*What this task involves*
Each of the lines below must be restated exactly.

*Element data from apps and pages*
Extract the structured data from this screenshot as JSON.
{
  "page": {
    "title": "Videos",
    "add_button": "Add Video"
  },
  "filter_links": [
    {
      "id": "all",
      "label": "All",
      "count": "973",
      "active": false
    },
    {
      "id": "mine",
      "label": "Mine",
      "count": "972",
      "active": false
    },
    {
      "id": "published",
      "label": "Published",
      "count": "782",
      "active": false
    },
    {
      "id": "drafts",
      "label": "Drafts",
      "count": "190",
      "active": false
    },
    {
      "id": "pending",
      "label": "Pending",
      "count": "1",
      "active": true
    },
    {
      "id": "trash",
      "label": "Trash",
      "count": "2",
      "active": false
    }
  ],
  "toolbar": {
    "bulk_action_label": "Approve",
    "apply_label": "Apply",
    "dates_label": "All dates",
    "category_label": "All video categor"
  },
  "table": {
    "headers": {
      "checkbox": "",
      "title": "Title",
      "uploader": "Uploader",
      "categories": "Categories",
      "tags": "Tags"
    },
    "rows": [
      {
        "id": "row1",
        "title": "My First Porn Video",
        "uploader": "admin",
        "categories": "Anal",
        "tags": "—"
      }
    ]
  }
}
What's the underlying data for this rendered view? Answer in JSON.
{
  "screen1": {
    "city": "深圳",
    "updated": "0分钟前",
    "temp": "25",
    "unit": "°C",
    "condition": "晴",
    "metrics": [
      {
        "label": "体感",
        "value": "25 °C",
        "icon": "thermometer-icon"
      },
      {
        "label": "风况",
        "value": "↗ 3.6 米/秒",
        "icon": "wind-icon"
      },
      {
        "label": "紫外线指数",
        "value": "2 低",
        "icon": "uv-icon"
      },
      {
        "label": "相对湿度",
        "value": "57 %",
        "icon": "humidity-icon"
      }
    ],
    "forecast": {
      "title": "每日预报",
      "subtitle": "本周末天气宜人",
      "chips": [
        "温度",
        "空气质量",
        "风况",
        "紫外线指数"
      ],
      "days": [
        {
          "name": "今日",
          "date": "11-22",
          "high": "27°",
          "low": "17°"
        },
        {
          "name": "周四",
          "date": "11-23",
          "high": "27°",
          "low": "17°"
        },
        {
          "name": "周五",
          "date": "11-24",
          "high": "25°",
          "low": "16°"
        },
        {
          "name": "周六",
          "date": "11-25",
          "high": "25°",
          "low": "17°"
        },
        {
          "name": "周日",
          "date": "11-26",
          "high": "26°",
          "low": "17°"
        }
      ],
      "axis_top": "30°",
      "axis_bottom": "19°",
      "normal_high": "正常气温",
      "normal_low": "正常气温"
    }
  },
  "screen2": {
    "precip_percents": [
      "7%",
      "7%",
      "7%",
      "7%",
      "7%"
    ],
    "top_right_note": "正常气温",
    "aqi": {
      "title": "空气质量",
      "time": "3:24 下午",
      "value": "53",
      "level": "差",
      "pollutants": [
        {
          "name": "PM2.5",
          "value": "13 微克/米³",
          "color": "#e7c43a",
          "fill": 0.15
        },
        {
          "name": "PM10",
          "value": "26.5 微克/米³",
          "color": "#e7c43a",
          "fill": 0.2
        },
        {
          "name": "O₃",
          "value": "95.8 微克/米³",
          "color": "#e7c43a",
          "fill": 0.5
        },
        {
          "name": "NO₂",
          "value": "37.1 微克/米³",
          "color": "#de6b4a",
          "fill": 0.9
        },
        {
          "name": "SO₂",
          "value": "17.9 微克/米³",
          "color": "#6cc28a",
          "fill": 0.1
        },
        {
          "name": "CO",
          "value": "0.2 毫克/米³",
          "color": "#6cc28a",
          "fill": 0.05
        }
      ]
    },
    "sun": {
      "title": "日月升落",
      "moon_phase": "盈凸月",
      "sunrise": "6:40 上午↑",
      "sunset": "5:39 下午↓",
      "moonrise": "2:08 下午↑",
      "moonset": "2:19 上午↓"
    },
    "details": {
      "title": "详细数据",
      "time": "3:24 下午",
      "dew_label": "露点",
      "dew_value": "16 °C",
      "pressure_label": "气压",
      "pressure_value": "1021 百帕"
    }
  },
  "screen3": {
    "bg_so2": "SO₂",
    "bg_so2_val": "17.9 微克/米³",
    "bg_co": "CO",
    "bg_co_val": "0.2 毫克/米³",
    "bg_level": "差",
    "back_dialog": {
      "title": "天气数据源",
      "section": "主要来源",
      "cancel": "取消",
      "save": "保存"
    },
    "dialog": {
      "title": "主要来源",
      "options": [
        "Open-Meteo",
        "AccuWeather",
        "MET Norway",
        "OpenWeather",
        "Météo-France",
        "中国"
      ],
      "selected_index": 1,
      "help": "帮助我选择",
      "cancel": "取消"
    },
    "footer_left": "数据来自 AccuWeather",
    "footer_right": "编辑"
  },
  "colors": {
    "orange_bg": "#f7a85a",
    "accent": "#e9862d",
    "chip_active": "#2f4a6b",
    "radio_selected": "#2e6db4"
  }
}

*Task output*
Extract the structured data from this screenshot as JSON.
{
  "page": {
    "title": "Videos",
    "add_button": "Add Video"
  },
  "filter_links": [
    {
      "id": "all",
      "label": "All",
      "count": "973",
      "active": false
    },
    {
      "id": "mine",
      "label": "Mine",
      "count": "972",
      "active": false
    },
    {
      "id": "published",
      "label": "Published",
      "count": "782",
      "active": false
    },
    {
      "id": "drafts",
      "label": "Drafts",
      "count": "190",
      "active": false
    },
    {
      "id": "pending",
      "label": "Pending",
      "count": "1",
      "active": true
    },
    {
      "id": "trash",
      "label": "Trash",
      "count": "2",
      "active": false
    }
  ],
  "toolbar": {
    "bulk_action_label": "Approve",
    "apply_label": "Apply",
    "dates_label": "All dates",
    "category_label": "All video categor"
  },
  "table": {
    "headers": {
      "checkbox": "",
      "title": "Title",
      "uploader": "Uploader",
      "categories": "Categories",
      "tags": "Tags"
    },
    "rows": [
      {
        "id": "row1",
        "title": "My First Porn Video",
        "uploader": "admin",
        "categories": "Anal",
        "tags": "—"
      }
    ]
  }
}
What's the underlying data for this rendered view? Answer in JSON.
{
  "screen1": {
    "city": "深圳",
    "updated": "0分钟前",
    "temp": "25",
    "unit": "°C",
    "condition": "晴",
    "metrics": [
      {
        "label": "体感",
        "value": "25 °C",
        "icon": "thermometer-icon"
      },
      {
        "label": "风况",
        "value": "↗ 3.6 米/秒",
        "icon": "wind-icon"
      },
      {
        "label": "紫外线指数",
        "value": "2 低",
        "icon": "uv-icon"
      },
      {
        "label": "相对湿度",
        "value": "57 %",
        "icon": "humidity-icon"
      }
    ],
    "forecast": {
      "title": "每日预报",
      "subtitle": "本周末天气宜人",
      "chips": [
        "温度",
        "空气质量",
        "风况",
        "紫外线指数"
      ],
      "days": [
        {
          "name": "今日",
          "date": "11-22",
          "high": "27°",
          "low": "17°"
        },
        {
          "name": "周四",
          "date": "11-23",
          "high": "27°",
          "low": "17°"
        },
        {
          "name": "周五",
          "date": "11-24",
          "high": "25°",
          "low": "16°"
        },
        {
          "name": "周六",
          "date": "11-25",
          "high": "25°",
          "low": "17°"
        },
        {
          "name": "周日",
          "date": "11-26",
          "high": "26°",
          "low": "17°"
        }
      ],
      "axis_top": "30°",
      "axis_bottom": "19°",
      "normal_high": "正常气温",
      "normal_low": "正常气温"
    }
  },
  "screen2": {
    "precip_percents": [
      "7%",
      "7%",
      "7%",
      "7%",
      "7%"
    ],
    "top_right_note": "正常气温",
    "aqi": {
      "title": "空气质量",
      "time": "3:24 下午",
      "value": "53",
      "level": "差",
      "pollutants": [
        {
          "name": "PM2.5",
          "value": "13 微克/米³",
          "color": "#e7c43a",
          "fill": 0.15
        },
        {
          "name": "PM10",
          "value": "26.5 微克/米³",
          "color": "#e7c43a",
          "fill": 0.2
        },
        {
          "name": "O₃",
          "value": "95.8 微克/米³",
          "color": "#e7c43a",
          "fill": 0.5
        },
        {
          "name": "NO₂",
          "value": "37.1 微克/米³",
          "color": "#de6b4a",
          "fill": 0.9
        },
        {
          "name": "SO₂",
          "value": "17.9 微克/米³",
          "color": "#6cc28a",
          "fill": 0.1
        },
        {
          "name": "CO",
          "value": "0.2 毫克/米³",
          "color": "#6cc28a",
          "fill": 0.05
        }
      ]
    },
    "sun": {
      "title": "日月升落",
      "moon_phase": "盈凸月",
      "sunrise": "6:40 上午↑",
      "sunset": "5:39 下午↓",
      "moonrise": "2:08 下午↑",
      "moonset": "2:19 上午↓"
    },
    "details": {
      "title": "详细数据",
      "time": "3:24 下午",
      "dew_label": "露点",
      "dew_value": "16 °C",
      "pressure_label": "气压",
      "pressure_value": "1021 百帕"
    }
  },
  "screen3": {
    "bg_so2": "SO₂",
    "bg_so2_val": "17.9 微克/米³",
    "bg_co": "CO",
    "bg_co_val": "0.2 毫克/米³",
    "bg_level": "差",
    "back_dialog": {
      "title": "天气数据源",
      "section": "主要来源",
      "cancel": "取消",
      "save": "保存"
    },
    "dialog": {
      "title": "主要来源",
      "options": [
        "Open-Meteo",
        "AccuWeather",
        "MET Norway",
        "OpenWeather",
        "Météo-France",
        "中国"
      ],
      "selected_index": 1,
      "help": "帮助我选择",
      "cancel": "取消"
    },
    "footer_left": "数据来自 AccuWeather",
    "footer_right": "编辑"
  },
  "colors": {
    "orange_bg": "#f7a85a",
    "accent": "#e9862d",
    "chip_active": "#2f4a6b",
    "radio_selected": "#2e6db4"
  }
}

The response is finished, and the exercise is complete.